|The control panel of the SABMC2. The three timers makes it possible to program different music for different times of day.|
This unit was offered on a recent Internet auction. The MPE1 was used to occasionally inject a commercial into the background music. The audio output of the Background Music system plugs into this unit, which then outputs either the background music audio, or the commercial, which comes from a record on the MPE1 turntable. The records were to be specially cut with the commercial on them, but obviously you could put any record you wanted on the turntable. The turntable was purchased from Voice of Music. Control switches gave you the choice of only playing background music, only playing what was on the turntable, or a mixture of both. The rotary selector switch without the knob in the photo lets you choose between 1 and 10 background music cuts per MPE1 record cut. It worked by sensing the quiet passages between selections to activate a stepper switch which would interject MPE1 audio once the wiper arm reached the position selected by the rotary switch. Photo from ebay.
Many thanks to Warren Rowe of C/W Rowe Jukebox Sales and Service for sending me the Installation manual for this esoteric piece of Seeburgia!

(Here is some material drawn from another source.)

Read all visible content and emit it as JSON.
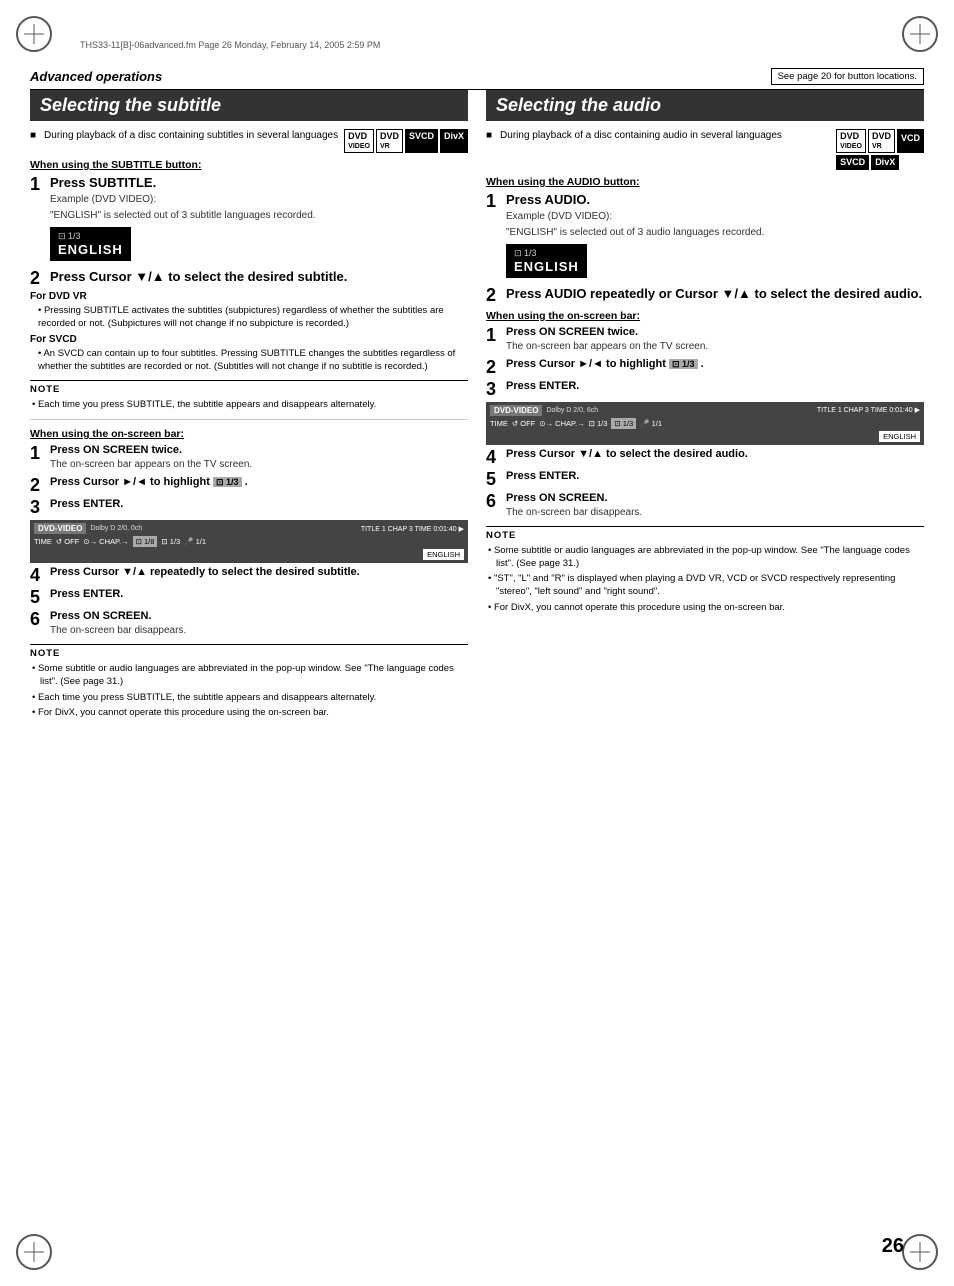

|Every FM station in the U.S. has a bandwidth of 100 KHz, of which only 53 KHz is used for normal stereo FM (consisting of monaural audio, 19 KHz stereo pilot tone, and the Left/Right stereo programmed around a 38 KHz subcarrier). Many FM Radio stations carry auxiliary programs in their SCA (Subsidiary Communications Authorization) bandwidth. There are two subcarriers available for each station, one centered at 67.65 and the other at 92 KHz. This is a Seeburg tuner designed to receive background music on these subcarriers, as a competitor to Muzak. Photo courtesy Kevin Green.|
The MTN (Music Theater Network) Tape-Top player was a machine about
14" square and 5" high which had a power cord and audio connections on
the back panel, a power switch, track-select button and four LEDs on the
front panel, and a turntable and a DIN plug at the end of a cord up top.
The cartridge enclosed an endless-loop tape, a platter with rollers of some sort, a four-track tape head, and a DIN socket all in a plastic housing reminiscent of Disney’s Space Mountain.
To operate the machine, you’d place the Tape on the Top of the machine, plug in the DIN plug, and turn it on. Somehow, the constant speed turntable caused the tape inside to run at a constant speed, the audio was picked up by the heads mounted somewhere in there, and the signal was sent through the DIN cable. In theory.
In practice, the tapes were extremely unreliable, especially after shipping (which is necessary in the background music business). It’s hard to believe that some small environmental music company actually commissioned someone to design a totally new tape transport for their business, but I’ve never seen such a beast used anywhere else, and I can’t imagine anyone else wanting something this awful and troublesome. And expensive – remember that there’s a 4-track head in every cartridge, along with rollers and capstans and stuff. Again, the only moving part in the player is the turntable. Photo and text courtesy Kevin Green.